Oncol Rep. 2017 Jan ;37(1):594-600. Epub 2016 Nov 15. PMID: 27878254
Ganoderma lucidum polysaccharides (GLPs), isolated from spores, mycelia and fruiting bodies of Ganoderma lucidum, have been suggested to possess anticancer activities in a large number of basic studies. A recent survey revealed that GLP-induced inhibition of cancer cell growth was dependent on the existence of functional p53. However, the actual role of p53-mediated tumor-suppressing pathways in facilitating the anticancer effect of GLPs is still unclear. In the present study, we investigated the interaction between GLPs and mutant p53 that exists in more than half of the known types of cancers. Ourresults showed that GLPs reactivated mutant p53 in colorectal cancer HT29 (p53R273H) and SW480 (p53R273H&P309S) cells while applied alone or together with 5-fluorouracil (5-FU). This reactivation further induced cell growth inhibition and apoptosis. In addition, western blot assay and in vitro cell-free apoptosis assay suggested that the activation of mutant p53 was effective in both a transcriptional-dependent and -independent pathway.
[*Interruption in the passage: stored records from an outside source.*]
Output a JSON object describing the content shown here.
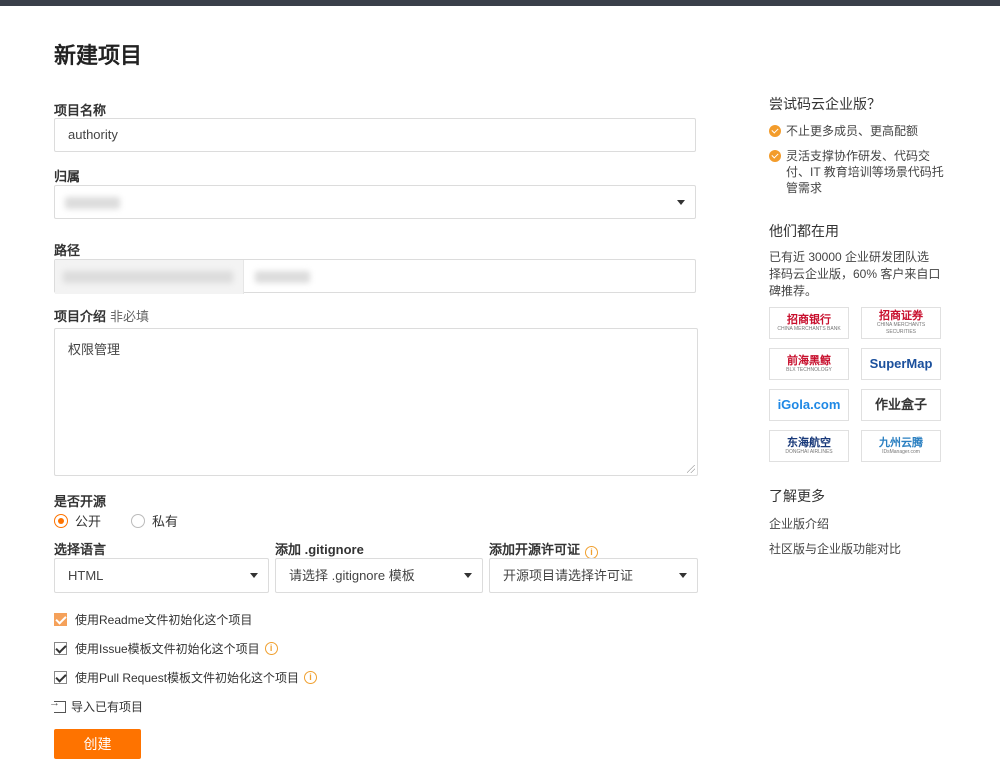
{
  "page": {
    "title": "新建项目"
  },
  "form": {
    "name_label": "项目名称",
    "name_value": "authority",
    "owner_label": "归属",
    "path_label": "路径",
    "desc_label": "项目介绍",
    "desc_optional": "非必填",
    "desc_value": "权限管理",
    "open_source_label": "是否开源",
    "visibility_options": [
      {
        "label": "公开",
        "selected": true
      },
      {
        "label": "私有",
        "selected": false
      }
    ],
    "language_label": "选择语言",
    "language_value": "HTML",
    "gitignore_label": "添加 .gitignore",
    "gitignore_value": "请选择 .gitignore 模板",
    "license_label": "添加开源许可证",
    "license_value": "开源项目请选择许可证",
    "checkboxes": [
      {
        "label": "使用Readme文件初始化这个项目",
        "checked": true,
        "info": false
      },
      {
        "label": "使用Issue模板文件初始化这个项目",
        "checked": true,
        "info": true
      },
      {
        "label": "使用Pull Request模板文件初始化这个项目",
        "checked": true,
        "info": true
      }
    ],
    "import_label": "导入已有项目",
    "submit_label": "创建"
  },
  "sidebar": {
    "try_title": "尝试码云企业版？",
    "bullets": [
      "不止更多成员、更高配额",
      "灵活支撑协作研发、代码交付、IT 教育培训等场景代码托管需求"
    ],
    "users_title": "他们都在用",
    "users_text": "已有近 30000 企业研发团队选择码云企业版，60% 客户来自口碑推荐。",
    "logos": [
      {
        "name": "招商银行",
        "sub": "CHINA MERCHANTS BANK",
        "color": "#c8102e"
      },
      {
        "name": "招商证券",
        "sub": "CHINA MERCHANTS SECURITIES",
        "color": "#c8102e"
      },
      {
        "name": "前海黑鲸",
        "sub": "BLX TECHNOLOGY",
        "color": "#c8102e"
      },
      {
        "name": "SuperMap",
        "sub": "",
        "color": "#1a4f9c"
      },
      {
        "name": "iGola.com",
        "sub": "",
        "color": "#1e88e5"
      },
      {
        "name": "作业盒子",
        "sub": "",
        "color": "#333333"
      },
      {
        "name": "东海航空",
        "sub": "DONGHAI AIRLINES",
        "color": "#1a3a7a"
      },
      {
        "name": "九州云腾",
        "sub": "IDsManager.com",
        "color": "#2a7fc1"
      }
    ],
    "more_title": "了解更多",
    "links": [
      "企业版介绍",
      "社区版与企业版功能对比"
    ]
  },
  "colors": {
    "accent": "#fe7300",
    "check": "#f39c2b",
    "border": "#dcdcdc"
  }
}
Altogether, our data demonstrated for the first time that GLPs show prominent anticancer activities by reactivating several types of mutant p53. Therefore, targeting mutant p53 by GLPs alongside other chemotherapeutics may be considered as a novel treatment strategy for cancer.